— -- When Wanda Nations lost her sentimental decades-old engagement ring in the parking lot of a restaurant on Feb. 9, she said she had little hope of ever finding it again.
“It was cool that night, very cool, and my ring I suppose was slipping down on my finger,” Nations, of Dalton, Georgia, told ABC News. “I’ve also lost about 30 pounds, so I knew it was loose, but it didn’t feel that loose.”
After she and her husband, Pete, searched the entire Western Sizzlin’ restaurant and parking lot in the dark with a flashlight to no avail, Nations attempted a last-ditch effort to locate the heirloom ring by calling to place a plea in the comments section of her local paper, The Daily Citizen.
Typically a forum for residents to place rants and raves about everything from politics to sports and even pothole complaints, it’s not every day a comment includes a heartfelt request to help locate lost, 62-year-old diamonds.
“I lost my wedding ring, possibly inside or outside of the Western Sizzlin' steakhouse on Legion Drive next to Lowe’s," Nations said in her voicemail to be published in the “Today’s Forum” section of the paper. "It has a wide band with a cluster of small diamonds on the top. It has great sentimental value. The band is 37-plus-years-old and the cluster is 62-plus-years-old. If found, please, please turn it into Western Sizzlin' and leave where you can be reached and you will be given a reward.”
A man named Rodney McConkey had eaten at the restaurant the very same night as the Nations, and as he and his son Chris, who happens to be the IT director at The Daily Citizen, were walking to their car, Rodney “saw a sparkle” on the ground. It was Nations' beloved ring.
“You ladies say that us men stand and run our mouths, but if I hadn’t been doing that I wouldn’t have seen it,” McConkey said with a laugh. “My son and I were just getting done with supper and we walked out and we stopped there to talk to each other for just a few minutes and I happened to look down and there it was and I thought, ‘Oh, my goodness.’ I saw it sparkling and I just reached down and put it in my pocket to look at it when I got home.”

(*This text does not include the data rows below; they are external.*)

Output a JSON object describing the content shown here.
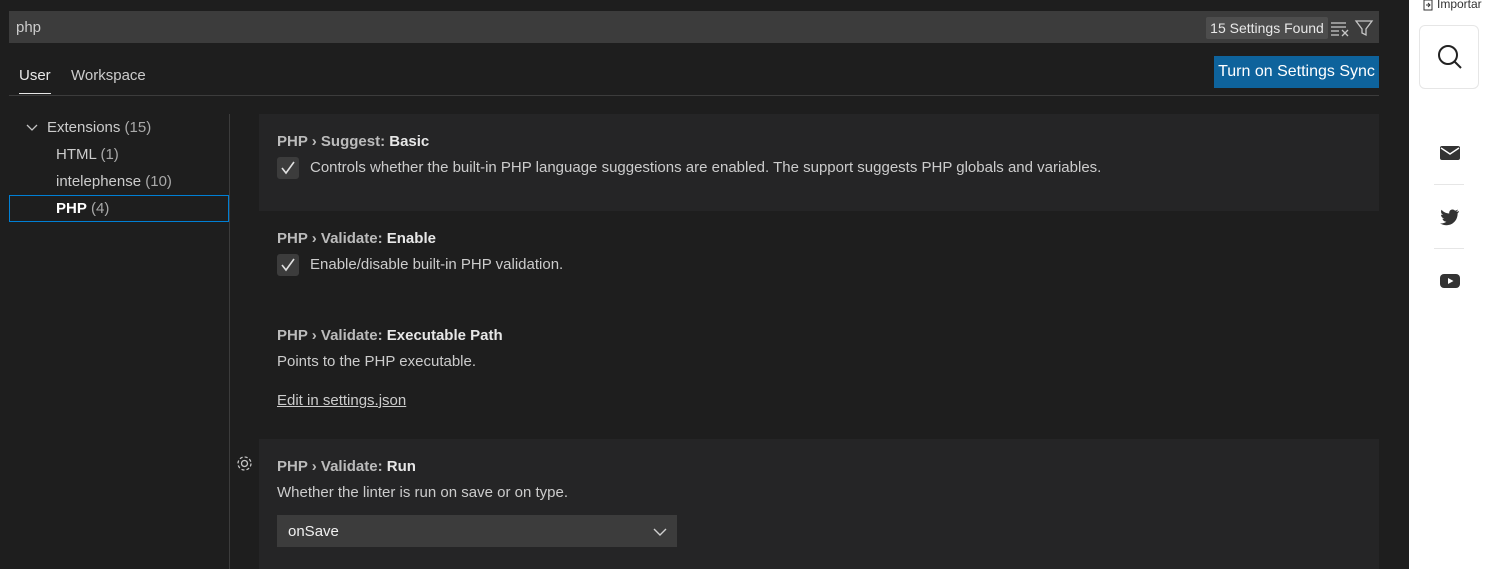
{
  "search": {
    "value": "php",
    "results_label": "15 Settings Found"
  },
  "tabs": [
    {
      "label": "User"
    },
    {
      "label": "Workspace"
    }
  ],
  "sync_button": {
    "label": "Turn on Settings Sync"
  },
  "tree": {
    "group": {
      "label": "Extensions",
      "count": "(15)"
    },
    "items": [
      {
        "label": "HTML",
        "count": "(1)"
      },
      {
        "label": "intelephense",
        "count": "(10)"
      },
      {
        "label": "PHP",
        "count": "(4)"
      }
    ]
  },
  "settings": [
    {
      "category": "PHP › Suggest: ",
      "key": "Basic",
      "checked": true,
      "description": "Controls whether the built-in PHP language suggestions are enabled. The support suggests PHP globals and variables."
    },
    {
      "category": "PHP › Validate: ",
      "key": "Enable",
      "checked": true,
      "description": "Enable/disable built-in PHP validation."
    },
    {
      "category": "PHP › Validate: ",
      "key": "Executable Path",
      "description": "Points to the PHP executable.",
      "link": "Edit in settings.json"
    },
    {
      "category": "PHP › Validate: ",
      "key": "Run",
      "description": "Whether the linter is run on save or on type.",
      "selected_value": "onSave"
    }
  ],
  "browser_sidebar": {
    "import_label": "Importar"
  },
  "colors": {
    "accent": "#0e639c",
    "focus_border": "#007fd4",
    "background": "#1e1e1e"
  }
}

At the time, McConkey had no idea how to go about locating the owner so he held onto the jewelry for safe keeping.
“I’ve been burned on other things that I’ve found and put in the paper for people to claim,” he explained. “Other people show up and get it and then the right people never do receive their merchandise back. And this thing had so much sentimental value to it.”

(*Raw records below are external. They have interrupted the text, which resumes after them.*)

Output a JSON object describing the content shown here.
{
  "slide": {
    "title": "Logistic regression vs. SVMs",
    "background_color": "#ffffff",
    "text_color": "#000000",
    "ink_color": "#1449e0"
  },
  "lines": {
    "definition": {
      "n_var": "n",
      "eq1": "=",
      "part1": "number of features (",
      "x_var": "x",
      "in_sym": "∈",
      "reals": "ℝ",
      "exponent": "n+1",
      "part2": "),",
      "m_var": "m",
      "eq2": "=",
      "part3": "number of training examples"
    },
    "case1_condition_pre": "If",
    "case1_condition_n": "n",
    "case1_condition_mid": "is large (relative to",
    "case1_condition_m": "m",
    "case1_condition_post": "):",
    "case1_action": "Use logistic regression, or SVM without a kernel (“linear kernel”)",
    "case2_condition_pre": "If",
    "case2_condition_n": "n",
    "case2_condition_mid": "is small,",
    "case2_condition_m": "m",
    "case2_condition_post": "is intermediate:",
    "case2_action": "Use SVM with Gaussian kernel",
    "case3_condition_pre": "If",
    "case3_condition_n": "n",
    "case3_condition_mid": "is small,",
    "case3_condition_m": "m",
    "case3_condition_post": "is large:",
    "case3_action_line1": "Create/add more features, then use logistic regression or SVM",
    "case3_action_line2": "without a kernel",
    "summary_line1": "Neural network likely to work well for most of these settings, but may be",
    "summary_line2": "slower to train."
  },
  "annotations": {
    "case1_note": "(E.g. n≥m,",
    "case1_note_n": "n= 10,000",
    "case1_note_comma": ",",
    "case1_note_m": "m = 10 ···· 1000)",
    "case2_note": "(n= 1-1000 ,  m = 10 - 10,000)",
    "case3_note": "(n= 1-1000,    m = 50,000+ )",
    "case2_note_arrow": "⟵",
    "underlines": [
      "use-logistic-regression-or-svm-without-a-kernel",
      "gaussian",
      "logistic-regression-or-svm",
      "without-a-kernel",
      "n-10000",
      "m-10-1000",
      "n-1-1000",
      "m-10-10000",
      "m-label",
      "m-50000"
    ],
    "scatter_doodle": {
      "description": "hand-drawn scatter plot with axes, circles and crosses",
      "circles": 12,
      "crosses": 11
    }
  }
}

But the moment McConkey, an avid reader of his son’s publication, saw the anonymous comment in the paper the following week looking for a ring that sounded exactly like the one he’d found, he knew just what to do. He called his son Chris to show him the ring and ask for help locating the woman who left the sorrowful voicemail.
“The fella went back on their computer and looked through all their calls and he found me,” Nations, 82, said of Chris’ efforts. “And then Chris called me and made the appointment to come down there to the newspaper office to meet his dad.”
From there, it was a seamless transition getting the diamond-clustered ring back on Nations' finger.
“She teared up as soon as she saw it. It was beautiful,” McConkey recalled. “And lucky enough, on the day we found her, that was mine and my wife’s anniversary too. It was wild. Everything just fell together.”
Nations is also in awe of the random string of incidents that helped lead it home.
“We wouldn’t have found it without the help of the newspaper. They were very, very courteous about it and everything just fell into place,” she said. “We’re just really happy to have it back.”
She now wears a ring guard to keep it in place, and is over the moon she’ll still be able to pass the cherished ring down to future generations.
“I’ve had it so long it just is part of me,” she explained. “It wasn’t really an expensive ring but I’d always gotten a lot of compliments. Back 62 years ago, my husband had just gotten out of the Navy and he didn’t have a lot of money to spend on a ring, but it was a very pretty ring back then and the clusters are still so pretty. I was just tickled to death to get it."
“I was afraid we were going to spend our 63rd anniversary wanting to know what happened to my ring,” she added. “I really wanted one of our two boys or four grandsons to have it.”
And now, it’s safe to say they will.